We were also introduced to the concepts of re-making and re-worlding, “used within EH and a range of other fields which acknowledges that our understandings of the world are made and re-made through encounters between different imaginaries…art interventions and other forms of research — as forms of worlding — can envision new worlds that demonstrate greater ethics of care and concern, and can potentially open up more responsible imaginaries and ways of knowing”.

Moving on, there are four different modes or lenses for telling stories within EH:

  • justice – the social justice expression of environmental ethics; breaks down the division between the social and the environmental and acknowledges the role of social and political power in shaping environmental outcomes
  • care – affective, ethical and practical (a vital affective state, and an ethical obligation, and a practical labour), but care not without risk; what kinds of emotional, political, and epistemic frames orient our caring acts? what am I really caring for, why, and at what cost to whom? (come in, CPH Zoo)
  • art – what are the implications for knowledge and public engagement in environmental issues, when an artistic mode is adopted?
  • democratising knowledge – questioning existing public engagement approaches that concentrate on public acceptance of pre-determined, technology-driven responses to environmental problems and engaging with complex issues around who has access to framing environmental problems and driving change; what counts as facts and what counts as values? We’ve tended to value facts, which we assume are objective, over values, which we assume are sort of subjective or sort of irrational (comment from co-student: “the general public has ‘values’ right enough but these are often of the NIMBY variety or based on sentimentality…there is a whole industry grown up around public participation which keeps everyone in a fine state of ferment”)

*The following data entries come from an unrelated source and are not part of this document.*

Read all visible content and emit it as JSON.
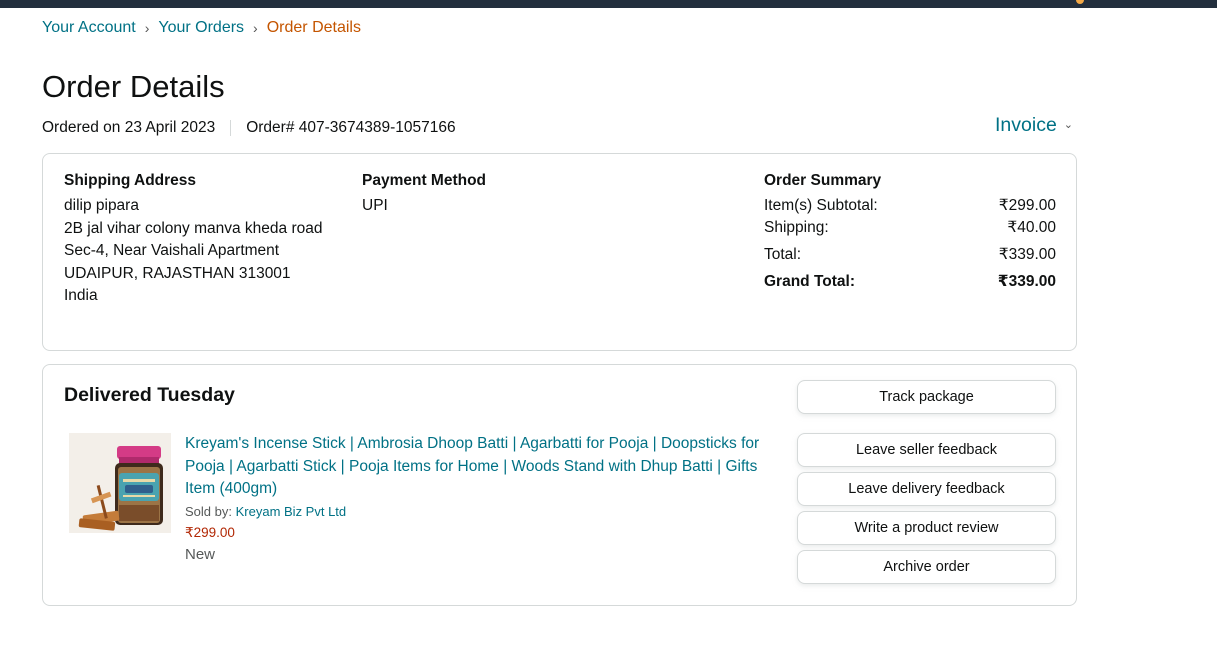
{
  "breadcrumb": {
    "items": [
      "Your Account",
      "Your Orders"
    ],
    "current": "Order Details",
    "separator": "›"
  },
  "page_title": "Order Details",
  "order": {
    "ordered_on": "Ordered on 23 April 2023",
    "order_number": "Order# 407-3674389-1057166"
  },
  "invoice": {
    "label": "Invoice",
    "icon": "chevron-down-icon"
  },
  "shipping": {
    "heading": "Shipping Address",
    "lines": [
      "dilip pipara",
      "2B jal vihar colony manva kheda road",
      "Sec-4, Near Vaishali Apartment",
      "UDAIPUR, RAJASTHAN 313001",
      "India"
    ]
  },
  "payment": {
    "heading": "Payment Method",
    "method": "UPI"
  },
  "summary": {
    "heading": "Order Summary",
    "rows": [
      {
        "label": "Item(s) Subtotal:",
        "value": "₹299.00"
      },
      {
        "label": "Shipping:",
        "value": "₹40.00"
      },
      {
        "label": "Total:",
        "value": "₹339.00"
      },
      {
        "label": "Grand Total:",
        "value": "₹339.00"
      }
    ]
  },
  "delivery": {
    "status": "Delivered Tuesday",
    "product": {
      "title": "Kreyam's Incense Stick | Ambrosia Dhoop Batti | Agarbatti for Pooja | Doopsticks for Pooja | Agarbatti Stick | Pooja Items for Home | Woods Stand with Dhup Batti | Gifts Item (400gm)",
      "sold_by_label": "Sold by:",
      "seller": "Kreyam Biz Pvt Ltd",
      "price": "₹299.00",
      "condition": "New"
    },
    "actions": {
      "track": "Track package",
      "seller_feedback": "Leave seller feedback",
      "delivery_feedback": "Leave delivery feedback",
      "review": "Write a product review",
      "archive": "Archive order"
    }
  },
  "colors": {
    "link": "#007185",
    "breadcrumb_current": "#c45500",
    "price": "#b12704",
    "header_bar": "#232f3e",
    "border": "#d5d9d9"
  }
}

Each of these storytelling modes offers a different framework for understanding and working through the stories humans tell — and hence the relationships we establish, with their world-making consequences. Together, these modes can help us to tell new stories that exhibit greater responsibility towards humans and the more-than-human world.

Where do these new natures take us?

Final week, a conclusion? Discussing the importance of care and responsibility in future-making, introducing the notion of ‘staying with the trouble’, and why it’s important to base our accounts in situated experiences of the world.

Forget utopias – the lure of hope as a form of denial or distraction can be very strong. Engage in practical and concrete modes of care and responsibility for possible worlds – what’s needed is a critical lens on, and more attention towards, what it is that we’re specifically hoping and working towards.

Forget apocalypse – use optimistic stories that provoke a sense of agency, rather than focusing on apocalyptic visions of the future. If the communication does not resonate with social norms, values or attachments that influence audiences’ sense-making processes, it cannot succeed.

We now leave you with a final provocation: What is your next step? How will you use the knowledge and connections that you gained in this course to influence change in a situation that you care about?

Overall, too many new concepts, too much jargon, too many earnest academics talking to each other – a rather more high minded MOOC than many.

EH linkage:

From the Walking Encylopedia (2014), walking as a way of expressing environmental concerns and tracking climate change – see for example Jess Allen’s All in a day’s walk and Tilting at windmills. Jess is exploring the concept of tracktivism, “utilising walking and moving and talking in rural landscapes to address issues of environmental, social or political concern”. (Update: on Talking Walking. Aug 2o14; see also on Academia.edu.) Also Peter Ward’s Pebble Ridge and BIOsphere. Steph Bradley is involved in with the Transition Network – see her blog – and uses storywalks to tell Tales of our times.